If your paintings proceed from general statements toward specific description you have probably observed that the later layers often serve to clarify the meaning of the broad brushwork of the earlier ones. Seeing this in advance signals an opportunity to be more casual with the light first layers, trusting that the content will be adequately described by the layers that are yet to come. This matters if you like being able to see some passages of fluid, juicy paint in the finished painting.
In class this week we practiced estimating the role of the darks in the process of describing the content of a scene. By painting a quick version of just the darks we could easily see how much of the identity of the shapes was described by the final layer.
In Andrew Wyeth's portrait of his neighbor the lights and middle values are very freely painted. Without the dark hat and coat the wall is entirely abstract. By itself, the white shirt would be meaningless, but in the company of the suspenders and, of course the head, it is a beautifully realized bit of fluid brushwork. Being able to see a couple of layers ahead of himself, Wyeth knew the darks would make that jumble of middle value marks into a perfect shirt! The thrill of seeing how intellect and instinct come together to make art is the attraction that keeps us coming back to watercolor.
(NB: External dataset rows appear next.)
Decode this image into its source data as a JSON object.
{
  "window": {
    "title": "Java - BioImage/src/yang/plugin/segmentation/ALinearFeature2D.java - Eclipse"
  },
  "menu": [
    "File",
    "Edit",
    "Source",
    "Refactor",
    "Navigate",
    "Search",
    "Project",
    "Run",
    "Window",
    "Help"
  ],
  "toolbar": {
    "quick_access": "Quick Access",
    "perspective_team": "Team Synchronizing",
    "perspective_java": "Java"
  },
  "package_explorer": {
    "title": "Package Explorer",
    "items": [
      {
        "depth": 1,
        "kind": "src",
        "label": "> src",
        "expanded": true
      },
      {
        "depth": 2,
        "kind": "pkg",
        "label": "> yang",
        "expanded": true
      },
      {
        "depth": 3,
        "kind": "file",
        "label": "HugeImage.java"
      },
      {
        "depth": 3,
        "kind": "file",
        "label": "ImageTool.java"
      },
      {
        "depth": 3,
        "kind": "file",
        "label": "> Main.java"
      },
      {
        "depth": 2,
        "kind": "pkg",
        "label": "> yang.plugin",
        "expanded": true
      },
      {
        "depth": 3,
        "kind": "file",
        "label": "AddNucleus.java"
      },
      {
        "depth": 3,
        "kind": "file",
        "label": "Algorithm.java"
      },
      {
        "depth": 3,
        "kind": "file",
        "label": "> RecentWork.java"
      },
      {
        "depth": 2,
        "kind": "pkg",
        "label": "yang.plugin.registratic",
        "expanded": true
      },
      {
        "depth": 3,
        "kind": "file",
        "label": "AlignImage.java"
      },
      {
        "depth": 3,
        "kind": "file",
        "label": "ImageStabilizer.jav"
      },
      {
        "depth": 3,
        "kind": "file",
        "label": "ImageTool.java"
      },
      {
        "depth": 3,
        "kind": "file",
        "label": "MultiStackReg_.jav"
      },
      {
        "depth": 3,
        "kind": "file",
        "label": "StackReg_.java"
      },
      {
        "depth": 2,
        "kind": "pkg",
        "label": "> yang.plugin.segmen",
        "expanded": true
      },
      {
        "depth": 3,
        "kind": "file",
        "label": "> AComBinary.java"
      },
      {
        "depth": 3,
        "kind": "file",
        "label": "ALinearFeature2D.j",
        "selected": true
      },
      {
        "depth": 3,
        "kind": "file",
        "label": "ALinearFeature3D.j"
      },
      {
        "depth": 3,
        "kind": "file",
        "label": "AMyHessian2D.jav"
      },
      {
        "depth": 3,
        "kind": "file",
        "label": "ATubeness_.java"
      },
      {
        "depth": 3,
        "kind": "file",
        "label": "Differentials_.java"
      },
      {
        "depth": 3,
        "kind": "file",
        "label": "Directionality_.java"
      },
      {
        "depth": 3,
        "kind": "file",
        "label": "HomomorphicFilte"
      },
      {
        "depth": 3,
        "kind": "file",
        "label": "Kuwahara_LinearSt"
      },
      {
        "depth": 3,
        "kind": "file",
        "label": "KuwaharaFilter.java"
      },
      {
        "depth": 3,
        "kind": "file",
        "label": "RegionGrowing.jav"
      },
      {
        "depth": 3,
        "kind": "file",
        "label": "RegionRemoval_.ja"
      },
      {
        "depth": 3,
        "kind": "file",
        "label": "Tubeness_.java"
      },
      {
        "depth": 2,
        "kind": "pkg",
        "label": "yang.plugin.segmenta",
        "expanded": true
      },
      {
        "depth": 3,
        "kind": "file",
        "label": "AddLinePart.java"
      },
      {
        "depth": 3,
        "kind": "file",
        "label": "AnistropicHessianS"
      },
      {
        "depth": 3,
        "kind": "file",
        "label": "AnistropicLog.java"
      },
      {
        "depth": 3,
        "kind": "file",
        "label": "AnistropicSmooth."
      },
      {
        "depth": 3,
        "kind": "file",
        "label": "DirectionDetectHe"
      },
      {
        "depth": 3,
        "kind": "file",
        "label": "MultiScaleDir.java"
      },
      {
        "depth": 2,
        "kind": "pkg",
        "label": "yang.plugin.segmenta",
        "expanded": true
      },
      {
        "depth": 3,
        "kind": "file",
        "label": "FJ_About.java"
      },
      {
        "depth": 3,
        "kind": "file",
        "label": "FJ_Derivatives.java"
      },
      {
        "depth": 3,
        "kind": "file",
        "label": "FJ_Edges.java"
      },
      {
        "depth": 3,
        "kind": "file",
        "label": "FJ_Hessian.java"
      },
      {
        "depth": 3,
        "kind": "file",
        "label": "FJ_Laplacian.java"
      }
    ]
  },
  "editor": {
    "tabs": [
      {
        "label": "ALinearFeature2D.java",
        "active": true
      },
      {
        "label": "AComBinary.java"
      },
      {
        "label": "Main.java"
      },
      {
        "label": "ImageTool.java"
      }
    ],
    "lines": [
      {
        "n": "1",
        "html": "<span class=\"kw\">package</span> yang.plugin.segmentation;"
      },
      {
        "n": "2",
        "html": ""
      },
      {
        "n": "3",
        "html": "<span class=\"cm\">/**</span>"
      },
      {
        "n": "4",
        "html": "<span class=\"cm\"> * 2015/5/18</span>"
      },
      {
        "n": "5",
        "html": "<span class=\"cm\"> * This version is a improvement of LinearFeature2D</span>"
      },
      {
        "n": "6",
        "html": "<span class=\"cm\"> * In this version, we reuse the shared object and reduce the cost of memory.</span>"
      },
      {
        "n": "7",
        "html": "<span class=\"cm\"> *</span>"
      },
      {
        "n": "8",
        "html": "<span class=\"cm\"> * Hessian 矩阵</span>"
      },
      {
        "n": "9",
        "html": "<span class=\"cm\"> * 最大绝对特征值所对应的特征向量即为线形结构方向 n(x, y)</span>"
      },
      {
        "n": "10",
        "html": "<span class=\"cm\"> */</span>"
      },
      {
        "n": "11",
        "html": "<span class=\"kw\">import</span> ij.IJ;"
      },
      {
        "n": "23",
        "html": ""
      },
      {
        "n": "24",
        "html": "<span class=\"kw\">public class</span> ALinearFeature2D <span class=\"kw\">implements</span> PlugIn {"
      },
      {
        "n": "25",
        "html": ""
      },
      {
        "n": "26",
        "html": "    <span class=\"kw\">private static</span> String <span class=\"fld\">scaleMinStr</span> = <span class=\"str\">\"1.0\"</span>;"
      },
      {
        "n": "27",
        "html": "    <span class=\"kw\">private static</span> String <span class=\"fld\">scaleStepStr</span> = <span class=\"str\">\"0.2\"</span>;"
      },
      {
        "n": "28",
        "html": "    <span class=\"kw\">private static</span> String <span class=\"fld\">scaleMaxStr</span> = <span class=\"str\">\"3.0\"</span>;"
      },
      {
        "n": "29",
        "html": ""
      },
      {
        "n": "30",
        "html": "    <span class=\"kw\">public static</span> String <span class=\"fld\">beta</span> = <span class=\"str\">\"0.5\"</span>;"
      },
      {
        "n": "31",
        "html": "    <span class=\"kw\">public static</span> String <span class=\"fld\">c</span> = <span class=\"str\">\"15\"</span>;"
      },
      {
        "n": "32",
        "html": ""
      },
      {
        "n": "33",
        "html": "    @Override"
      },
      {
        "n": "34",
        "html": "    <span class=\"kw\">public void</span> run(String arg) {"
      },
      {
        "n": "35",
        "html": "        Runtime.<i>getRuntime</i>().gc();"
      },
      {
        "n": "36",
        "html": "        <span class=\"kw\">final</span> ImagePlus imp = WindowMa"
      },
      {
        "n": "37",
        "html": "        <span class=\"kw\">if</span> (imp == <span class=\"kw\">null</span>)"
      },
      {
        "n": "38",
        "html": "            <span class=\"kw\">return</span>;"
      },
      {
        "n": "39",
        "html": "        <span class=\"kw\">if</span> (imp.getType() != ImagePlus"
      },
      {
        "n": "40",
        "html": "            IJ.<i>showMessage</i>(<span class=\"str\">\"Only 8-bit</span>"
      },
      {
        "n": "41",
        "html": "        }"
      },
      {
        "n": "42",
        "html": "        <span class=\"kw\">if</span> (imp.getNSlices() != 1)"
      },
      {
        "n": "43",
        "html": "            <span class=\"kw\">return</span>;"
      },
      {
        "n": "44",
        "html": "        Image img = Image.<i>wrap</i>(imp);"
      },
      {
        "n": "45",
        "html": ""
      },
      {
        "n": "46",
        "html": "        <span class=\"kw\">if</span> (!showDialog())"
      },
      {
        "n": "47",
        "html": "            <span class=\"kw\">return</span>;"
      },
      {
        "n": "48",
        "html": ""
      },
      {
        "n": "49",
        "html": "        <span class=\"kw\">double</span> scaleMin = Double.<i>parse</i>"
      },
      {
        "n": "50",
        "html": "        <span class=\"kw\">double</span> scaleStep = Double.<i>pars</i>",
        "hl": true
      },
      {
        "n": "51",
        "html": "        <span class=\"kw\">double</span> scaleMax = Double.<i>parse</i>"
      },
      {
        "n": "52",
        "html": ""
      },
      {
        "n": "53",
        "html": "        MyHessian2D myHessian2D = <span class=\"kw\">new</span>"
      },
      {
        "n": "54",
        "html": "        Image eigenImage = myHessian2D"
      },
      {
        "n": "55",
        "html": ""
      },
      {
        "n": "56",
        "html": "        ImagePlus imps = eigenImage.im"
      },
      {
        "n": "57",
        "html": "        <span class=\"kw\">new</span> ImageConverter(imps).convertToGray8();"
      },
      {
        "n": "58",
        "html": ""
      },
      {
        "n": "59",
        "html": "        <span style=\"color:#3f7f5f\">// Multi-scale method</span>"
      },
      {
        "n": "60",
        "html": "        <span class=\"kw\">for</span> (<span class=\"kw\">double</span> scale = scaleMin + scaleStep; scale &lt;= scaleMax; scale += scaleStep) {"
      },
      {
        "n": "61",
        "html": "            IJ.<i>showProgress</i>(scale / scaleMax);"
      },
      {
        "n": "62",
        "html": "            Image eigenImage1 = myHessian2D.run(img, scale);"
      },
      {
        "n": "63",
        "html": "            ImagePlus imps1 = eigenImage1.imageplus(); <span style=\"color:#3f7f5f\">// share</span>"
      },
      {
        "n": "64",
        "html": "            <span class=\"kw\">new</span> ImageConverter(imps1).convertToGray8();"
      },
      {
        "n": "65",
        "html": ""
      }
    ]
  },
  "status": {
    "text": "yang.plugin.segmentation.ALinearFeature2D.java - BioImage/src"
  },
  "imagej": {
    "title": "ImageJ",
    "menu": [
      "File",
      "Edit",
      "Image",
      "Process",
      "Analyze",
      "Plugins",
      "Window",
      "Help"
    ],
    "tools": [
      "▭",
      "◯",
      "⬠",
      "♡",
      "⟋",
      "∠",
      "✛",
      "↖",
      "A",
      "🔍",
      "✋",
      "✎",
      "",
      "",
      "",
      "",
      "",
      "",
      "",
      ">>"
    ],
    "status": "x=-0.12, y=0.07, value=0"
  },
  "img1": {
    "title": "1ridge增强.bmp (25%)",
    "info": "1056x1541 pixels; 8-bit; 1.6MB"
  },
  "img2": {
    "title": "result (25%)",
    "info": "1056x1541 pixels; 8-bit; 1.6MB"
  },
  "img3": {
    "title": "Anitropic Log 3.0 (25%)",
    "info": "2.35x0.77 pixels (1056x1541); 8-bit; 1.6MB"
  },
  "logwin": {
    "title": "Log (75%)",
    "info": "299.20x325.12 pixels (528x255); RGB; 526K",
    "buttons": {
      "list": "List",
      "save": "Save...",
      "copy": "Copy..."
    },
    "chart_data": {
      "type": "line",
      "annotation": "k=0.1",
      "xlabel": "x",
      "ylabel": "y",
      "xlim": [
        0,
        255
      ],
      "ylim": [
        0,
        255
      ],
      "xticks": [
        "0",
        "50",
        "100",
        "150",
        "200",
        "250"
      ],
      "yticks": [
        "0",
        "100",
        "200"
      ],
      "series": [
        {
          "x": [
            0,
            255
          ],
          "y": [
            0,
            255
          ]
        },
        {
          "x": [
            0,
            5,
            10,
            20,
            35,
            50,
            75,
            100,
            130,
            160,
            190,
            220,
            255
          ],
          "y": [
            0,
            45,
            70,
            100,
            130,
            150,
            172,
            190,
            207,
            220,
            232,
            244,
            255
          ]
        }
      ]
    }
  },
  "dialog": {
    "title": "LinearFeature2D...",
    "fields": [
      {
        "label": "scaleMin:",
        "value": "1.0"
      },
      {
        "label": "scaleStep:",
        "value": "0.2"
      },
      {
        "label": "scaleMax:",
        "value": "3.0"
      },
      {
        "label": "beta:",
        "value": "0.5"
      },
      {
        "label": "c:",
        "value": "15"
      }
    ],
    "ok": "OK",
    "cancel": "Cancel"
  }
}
The photos that follow feature various opportunities to let go of some control
This one and the one below could use some soft edges
Trust your instinct!